BLACKWELL: We all need to lighten up. And this shouldn't be about race and I think we can get beyond race. This is about a pretty radical agenda. And I think if the McCain campaign focuses on Senator Obama's radical agenda, the most liberal senator in the U.S. senate, the most big government senator in the U.S. senate, we, in fact, can have a real intelligent political discussion about the direction of this country.

CHETRY: Well, we have to leave it there this morning, but I want to thank both of you. Great to have you on the show, Kenneth Blackwell and Congressman James Clyburn. Thanks.

CLYBURN: Thanks very having me.

BLACKWELL: Thanks.

ROBERTS: Breaking this morning, at least 15 students dead, more may be buried alive after a dormitory collapsed in Turkey. Officials report hearing voices from the rubble. A state-run media report says a gas leak most likely caused that collapse.

Total rubbish, that's what Pakistan is calling a report that blames a deadly bombing on its spy service. The attack at the Indian embassy in Kabul, Afghanistan killed at least 41 people back on the 7th of July. According to the "New York Times," the U.S. government concluded that Pakistani intelligence did play a role in that bombing.

Another mistake with a missile. This time, Air Force officials say a truck carrying an unarmed rocket booster overturned in North Dakota.
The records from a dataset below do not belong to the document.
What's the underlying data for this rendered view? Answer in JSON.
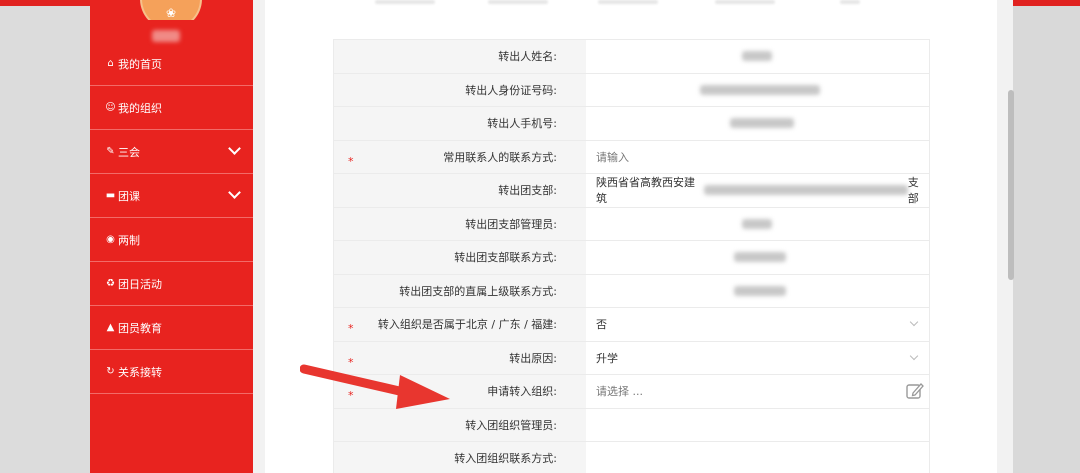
{
  "sidebar": {
    "items": [
      {
        "icon": "home-icon",
        "glyph": "⌂",
        "label": "我的首页",
        "expandable": false
      },
      {
        "icon": "users-icon",
        "glyph": "☺",
        "label": "我的组织",
        "expandable": false
      },
      {
        "icon": "edit-square-icon",
        "glyph": "✎",
        "label": "三会",
        "expandable": true
      },
      {
        "icon": "folder-icon",
        "glyph": "▬",
        "label": "团课",
        "expandable": true
      },
      {
        "icon": "target-icon",
        "glyph": "◉",
        "label": "两制",
        "expandable": false
      },
      {
        "icon": "recycle-icon",
        "glyph": "♻",
        "label": "团日活动",
        "expandable": false
      },
      {
        "icon": "graduation-cap-icon",
        "glyph": "▲",
        "label": "团员教育",
        "expandable": false
      },
      {
        "icon": "refresh-icon",
        "glyph": "↻",
        "label": "关系接转",
        "expandable": false
      }
    ]
  },
  "form": {
    "rows": [
      {
        "label": "转出人姓名:",
        "required": false
      },
      {
        "label": "转出人身份证号码:",
        "required": false
      },
      {
        "label": "转出人手机号:",
        "required": false
      },
      {
        "label": "常用联系人的联系方式:",
        "required": true,
        "placeholder": "请输入"
      },
      {
        "label": "转出团支部:",
        "required": false,
        "value": "陕西省省高教西安建筑",
        "suffix": "支部"
      },
      {
        "label": "转出团支部管理员:",
        "required": false
      },
      {
        "label": "转出团支部联系方式:",
        "required": false
      },
      {
        "label": "转出团支部的直属上级联系方式:",
        "required": false
      },
      {
        "label": "转入组织是否属于北京 / 广东 / 福建:",
        "required": true,
        "value": "否"
      },
      {
        "label": "转出原因:",
        "required": true,
        "value": "升学"
      },
      {
        "label": "申请转入组织:",
        "required": true,
        "placeholder": "请选择 ..."
      },
      {
        "label": "转入团组织管理员:",
        "required": false
      },
      {
        "label": "转入团组织联系方式:",
        "required": false
      }
    ],
    "required_mark": "*"
  },
  "colors": {
    "brand_red": "#e8231f",
    "label_bg": "#f5f5f5",
    "arrow_red": "#e8362f"
  }
}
The crew received minor injuries. The rocket is 66 feet long...